Your task. Take each line from the entries that holds "text" and copy it out.

═══

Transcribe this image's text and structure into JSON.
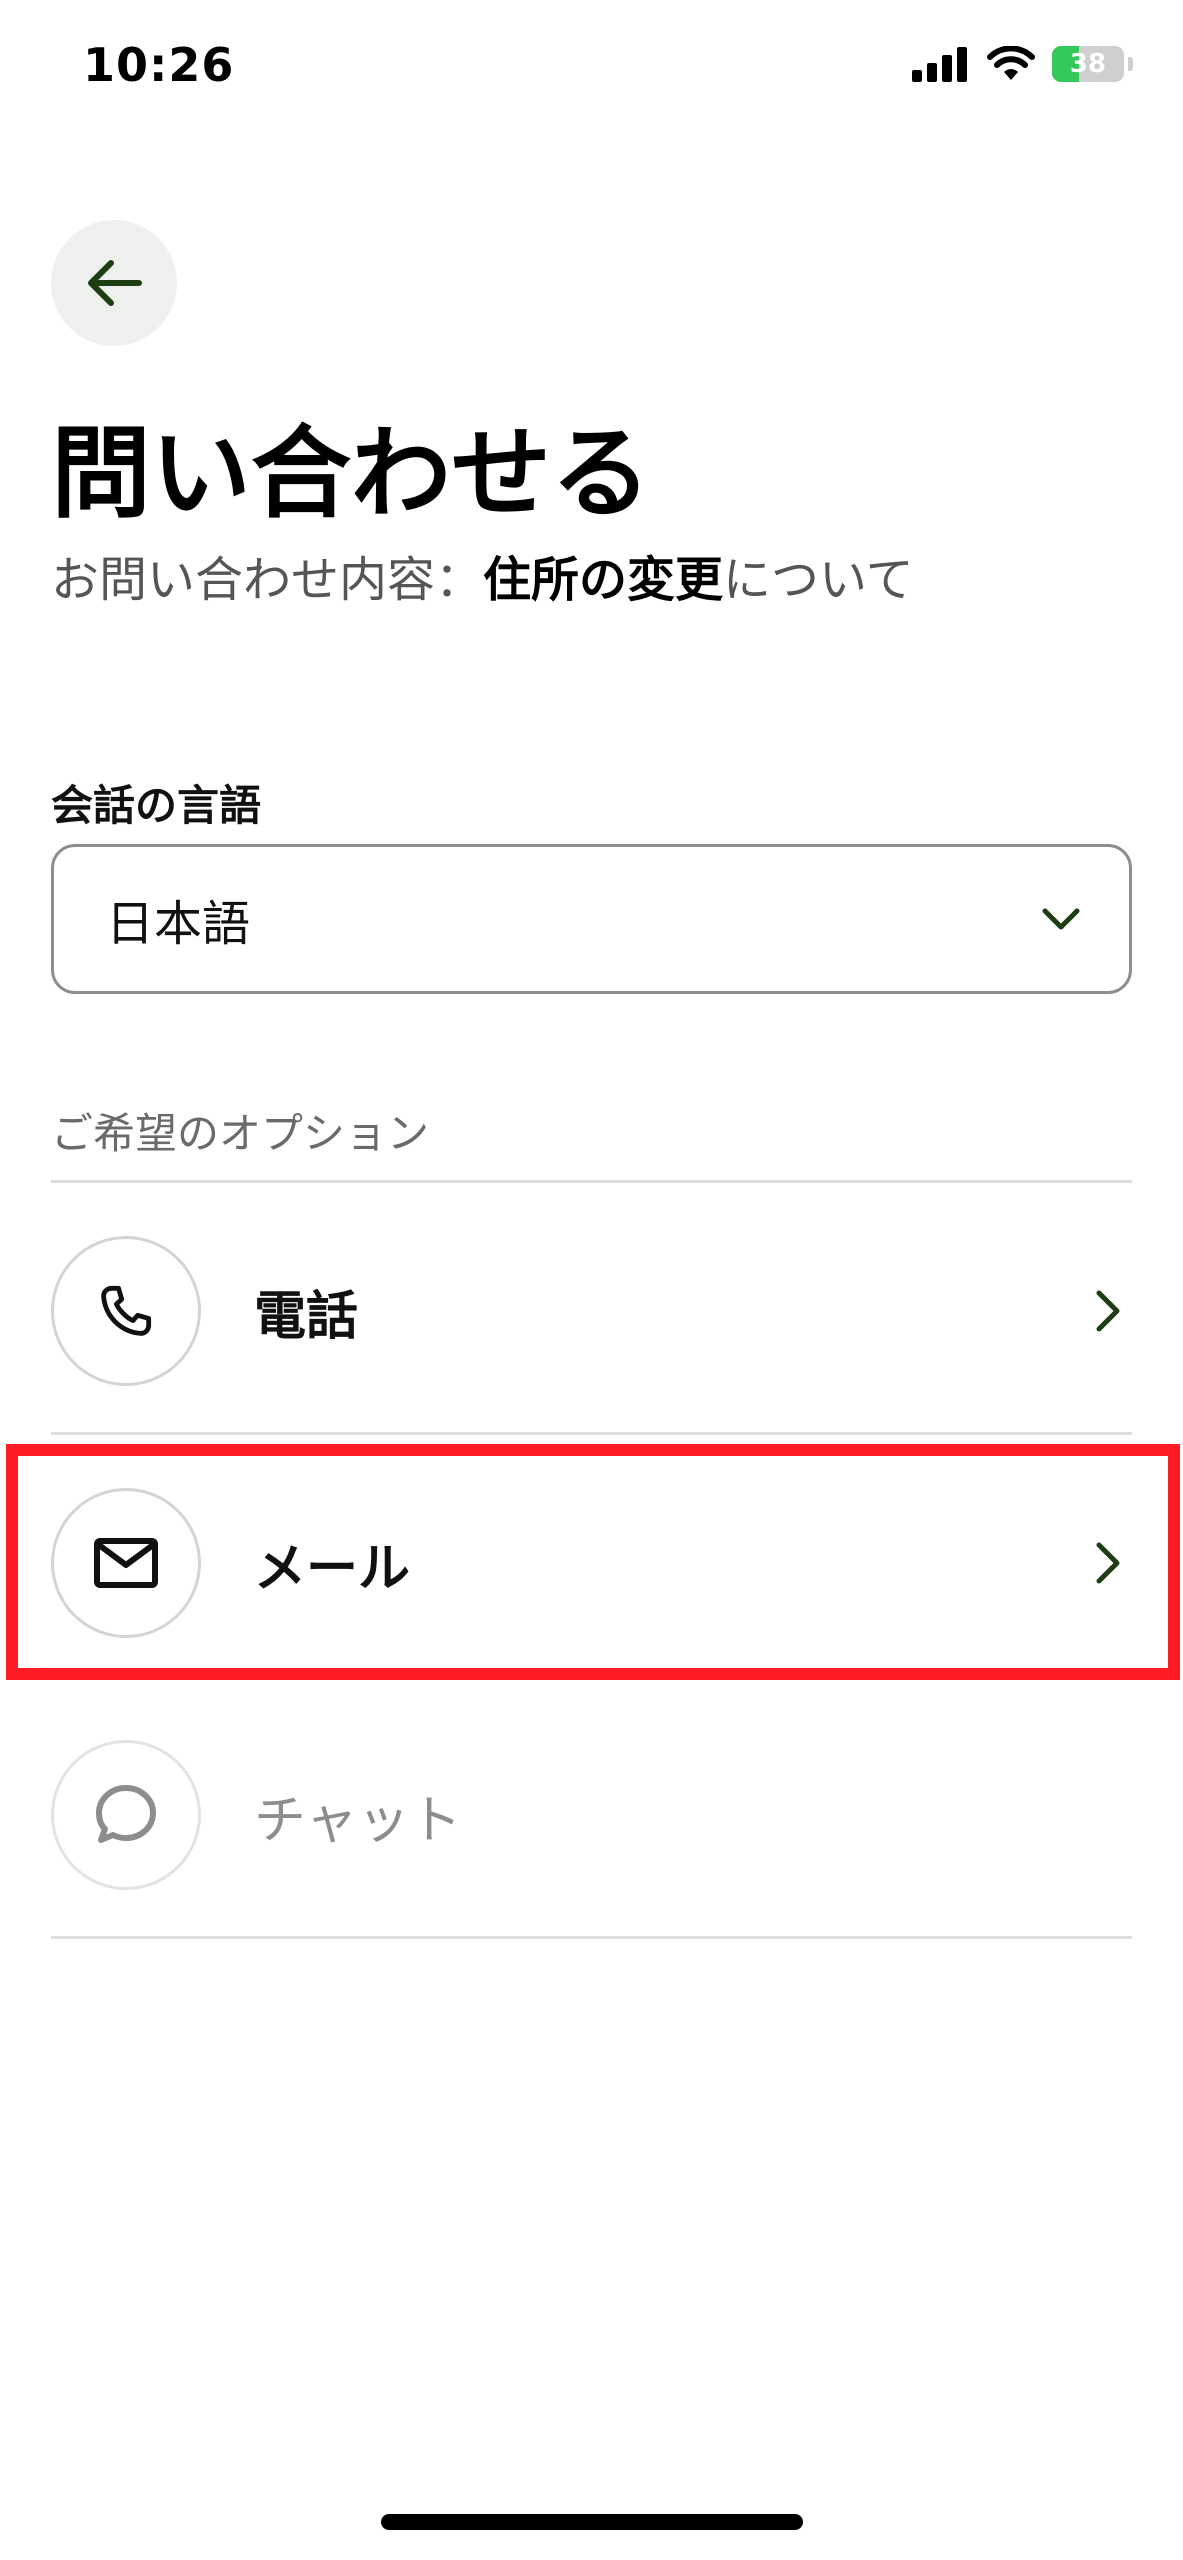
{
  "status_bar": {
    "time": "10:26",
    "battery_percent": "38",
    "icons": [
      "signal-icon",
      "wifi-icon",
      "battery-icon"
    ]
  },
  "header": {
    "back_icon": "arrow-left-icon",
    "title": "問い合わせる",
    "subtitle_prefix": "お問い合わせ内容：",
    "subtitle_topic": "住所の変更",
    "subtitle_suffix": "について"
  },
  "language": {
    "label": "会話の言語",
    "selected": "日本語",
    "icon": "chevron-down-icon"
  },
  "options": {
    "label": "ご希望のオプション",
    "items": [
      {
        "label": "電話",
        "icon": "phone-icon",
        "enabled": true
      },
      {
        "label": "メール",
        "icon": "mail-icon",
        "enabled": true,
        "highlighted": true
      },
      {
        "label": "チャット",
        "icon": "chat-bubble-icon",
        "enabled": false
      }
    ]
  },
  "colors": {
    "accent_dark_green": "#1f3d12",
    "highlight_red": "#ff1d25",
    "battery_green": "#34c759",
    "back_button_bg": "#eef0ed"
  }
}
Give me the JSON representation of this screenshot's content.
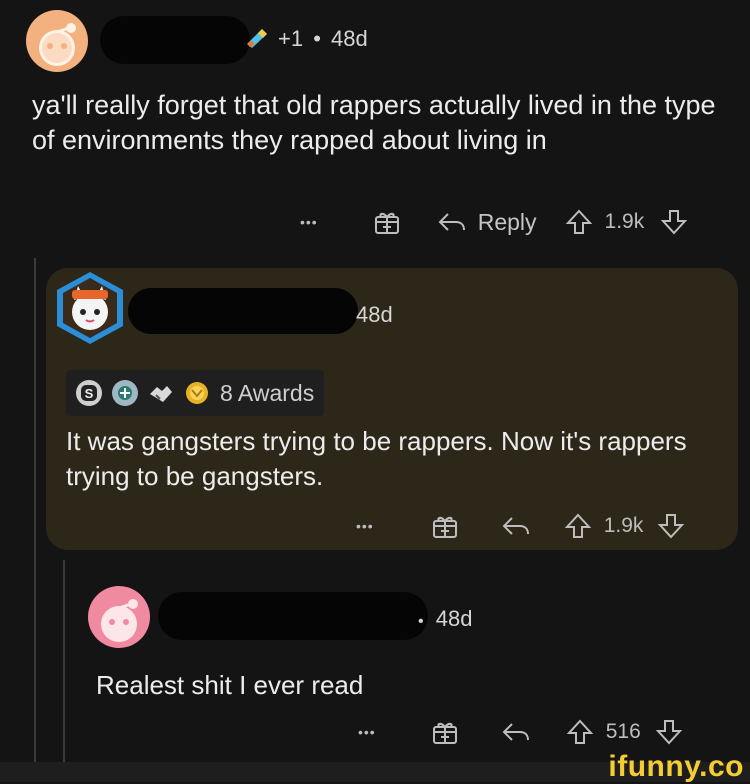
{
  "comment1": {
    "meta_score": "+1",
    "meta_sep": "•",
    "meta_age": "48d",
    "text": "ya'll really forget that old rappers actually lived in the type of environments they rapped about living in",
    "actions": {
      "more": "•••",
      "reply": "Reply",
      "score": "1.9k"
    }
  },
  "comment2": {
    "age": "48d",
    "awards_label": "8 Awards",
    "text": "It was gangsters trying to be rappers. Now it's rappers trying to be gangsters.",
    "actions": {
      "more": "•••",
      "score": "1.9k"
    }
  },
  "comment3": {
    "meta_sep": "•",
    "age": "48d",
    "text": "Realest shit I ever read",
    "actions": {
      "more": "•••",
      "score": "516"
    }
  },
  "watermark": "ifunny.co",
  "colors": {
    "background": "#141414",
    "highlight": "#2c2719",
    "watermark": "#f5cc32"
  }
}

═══

Solution to this exercise.
Transcribe this image's text and structure into JSON.
    "text": "ya'll really forget that old rappers actually lived in the type of environments they rapped about living in",
    "text": "It was gangsters trying to be rappers. Now it's rappers trying to be gangsters.",
    "text": "Realest shit I ever read",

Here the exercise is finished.